In the immediate aftermath of the attack on the Bardo museum by the two gunmen, Tunisian authorities moved quickly and arrested scores involved in the planning of the massacre. In addition several members of the group who claimed responsibility for the attack – the Okba Ibn Nafaa Brigade – as well as its head, Lokmane Abou Sakhr, were killed by Tunisian security forces. The government also showed resolve by dismissing six police commanders, including Tunis’ police chief for the security lapses which made this attack possible. This was a clear signal for Tunisia’s security apparatus that they must get their act together or be held personally liable for such security failures. In an effort to prevent recruitment to radical causes, Prime Minister Habib Essid also announced a crackdown on those websites promoting terrorism.
Whilst, all these moves are positive, the regional dimensions of the terrorist threat posed to Tunisia seems to be neglected. This regional dimension constitutes the third recommendation. Lokman Abou Sakr was Algerian. The two gunmen responsible for the attack were trained in Libya and two Moroccans were also involved in the attack. Jihadis across North Africa are cooperating. It is time for the governments of the region to strengthen their security co-operation. Tunisia cannot be at peace with itself, if the region is on fire.
 Carlotta Gall, “Official Says that Commander of Group That Massacred 21 in Tunisia Is Dead,” The New York Times, 19 March 2015. Internet: http://www.nytimes.com/2015/03/30/world/africa/official-says-commander-of-group-that-massacred-21-in-tunisia-is-dead.html. Date accessed: 2 April 2015.
 Carlotta Gall, “Tunisian Museum Attack Leads to Firing of Chiefs,” The New York Times, 23 March 2015. Internet: http://www.nytimes.com/2015/03/24/world/africa/tunisian-museum-attack-leads-to-firing-of-chiefs.html. Date accessed: 2 April 2015.
 “Terror at the Bardo,” The Economist. 21-27 March 2015, p. 30.
 Quoted in Adam Chandler, “Tunisia After the Museum Attack,” The Atlantic. 1 April 2015. Internet: www.theatlantic.com/international/archive/2015/03/tunisia-in-bardos-aftermath/389039. Date accessed: 1 April 2015.

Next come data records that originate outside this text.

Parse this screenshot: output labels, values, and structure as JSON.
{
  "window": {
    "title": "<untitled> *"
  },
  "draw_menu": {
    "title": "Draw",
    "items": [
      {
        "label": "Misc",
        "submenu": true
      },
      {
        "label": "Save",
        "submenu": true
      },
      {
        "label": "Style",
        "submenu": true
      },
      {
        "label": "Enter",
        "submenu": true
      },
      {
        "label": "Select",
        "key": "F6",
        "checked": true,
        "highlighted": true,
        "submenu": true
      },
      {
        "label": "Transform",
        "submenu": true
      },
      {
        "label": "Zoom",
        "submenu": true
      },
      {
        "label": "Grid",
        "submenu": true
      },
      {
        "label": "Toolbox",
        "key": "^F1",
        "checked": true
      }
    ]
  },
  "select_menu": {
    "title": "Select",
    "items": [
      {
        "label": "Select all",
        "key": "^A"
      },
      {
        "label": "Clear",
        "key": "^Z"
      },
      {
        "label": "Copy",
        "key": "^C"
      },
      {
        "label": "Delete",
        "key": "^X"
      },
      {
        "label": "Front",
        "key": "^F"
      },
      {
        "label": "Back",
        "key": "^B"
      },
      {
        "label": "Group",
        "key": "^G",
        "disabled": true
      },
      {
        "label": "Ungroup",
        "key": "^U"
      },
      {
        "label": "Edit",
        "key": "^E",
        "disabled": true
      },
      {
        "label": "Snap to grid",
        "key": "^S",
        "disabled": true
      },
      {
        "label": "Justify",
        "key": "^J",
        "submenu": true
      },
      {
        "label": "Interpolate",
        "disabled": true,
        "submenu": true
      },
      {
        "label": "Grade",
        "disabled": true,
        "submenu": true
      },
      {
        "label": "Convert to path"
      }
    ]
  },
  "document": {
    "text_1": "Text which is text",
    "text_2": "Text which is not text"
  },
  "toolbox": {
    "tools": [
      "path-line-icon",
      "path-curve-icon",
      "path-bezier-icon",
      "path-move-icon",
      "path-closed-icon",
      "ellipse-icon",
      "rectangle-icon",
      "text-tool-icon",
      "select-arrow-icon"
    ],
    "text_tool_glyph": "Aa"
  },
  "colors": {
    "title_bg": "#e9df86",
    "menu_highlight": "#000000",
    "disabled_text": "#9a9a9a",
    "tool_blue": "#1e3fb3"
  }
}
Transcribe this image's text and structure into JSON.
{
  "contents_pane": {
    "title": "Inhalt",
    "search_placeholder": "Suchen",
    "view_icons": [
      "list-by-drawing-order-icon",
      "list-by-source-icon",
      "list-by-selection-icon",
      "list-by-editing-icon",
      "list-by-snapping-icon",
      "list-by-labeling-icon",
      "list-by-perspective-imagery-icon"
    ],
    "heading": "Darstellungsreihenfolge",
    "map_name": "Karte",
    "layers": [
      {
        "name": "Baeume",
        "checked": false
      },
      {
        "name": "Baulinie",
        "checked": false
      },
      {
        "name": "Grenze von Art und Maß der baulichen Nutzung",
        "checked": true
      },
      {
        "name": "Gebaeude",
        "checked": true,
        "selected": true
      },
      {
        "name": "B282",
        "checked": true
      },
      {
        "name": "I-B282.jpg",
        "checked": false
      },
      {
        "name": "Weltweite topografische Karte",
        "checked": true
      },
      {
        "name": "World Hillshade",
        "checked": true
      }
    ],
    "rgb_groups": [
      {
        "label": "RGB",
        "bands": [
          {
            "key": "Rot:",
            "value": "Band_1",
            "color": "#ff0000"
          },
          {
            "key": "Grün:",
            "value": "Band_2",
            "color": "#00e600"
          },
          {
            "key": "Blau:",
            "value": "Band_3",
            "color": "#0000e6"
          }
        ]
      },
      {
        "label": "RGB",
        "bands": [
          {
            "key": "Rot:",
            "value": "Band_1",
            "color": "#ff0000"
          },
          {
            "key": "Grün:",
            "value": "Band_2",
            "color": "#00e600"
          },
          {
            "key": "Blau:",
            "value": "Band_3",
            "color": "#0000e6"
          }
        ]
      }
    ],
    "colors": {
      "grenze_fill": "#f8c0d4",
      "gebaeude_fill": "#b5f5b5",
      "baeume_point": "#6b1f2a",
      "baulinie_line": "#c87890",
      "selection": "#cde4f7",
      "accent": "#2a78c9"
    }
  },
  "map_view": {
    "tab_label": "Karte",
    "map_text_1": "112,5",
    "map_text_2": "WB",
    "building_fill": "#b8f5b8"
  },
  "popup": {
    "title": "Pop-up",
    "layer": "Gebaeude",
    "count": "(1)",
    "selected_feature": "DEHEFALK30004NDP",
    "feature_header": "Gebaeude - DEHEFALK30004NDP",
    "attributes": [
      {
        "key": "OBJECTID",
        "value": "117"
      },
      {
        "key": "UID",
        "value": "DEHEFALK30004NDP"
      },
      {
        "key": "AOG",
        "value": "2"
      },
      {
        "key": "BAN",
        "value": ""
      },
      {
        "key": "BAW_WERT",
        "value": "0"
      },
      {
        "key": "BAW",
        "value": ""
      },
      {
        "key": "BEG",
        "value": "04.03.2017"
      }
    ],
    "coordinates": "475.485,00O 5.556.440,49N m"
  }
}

 Eileen Byrne and Chris Stephen, “Tunisian and French presidents attend unity rally after Tunis museum attack,” The Guardian, 29 March 2015. Internet: http://theguardian.com/world/2015/mar/29/tunisian-french-presidents-unity-rally-tunis-museum-attack. Date accessed: 1 April 2015.
 “Terror at the Bardo,” op. cit., p. 30.
 Jamey Keaten and Paul Schemm, “Islamic State claims responsibility for Tunisia attack,” Associated Press. 30 March 2015. Internet: http://www.wfsb.com/story/28558893/islamic-state-claims-responsibility-for-tunisia-attack. Date accessed: 1 April 2015.
 Chandler, op. cit.
 “Tunisian Museum Attack Leads to Firing of Chiefs,” op.cit.
 Keaton and Schemm, op. cit.
 “Official Says that Commander of Group That Massacred 21 in Tunisia is Dead,” op. cit.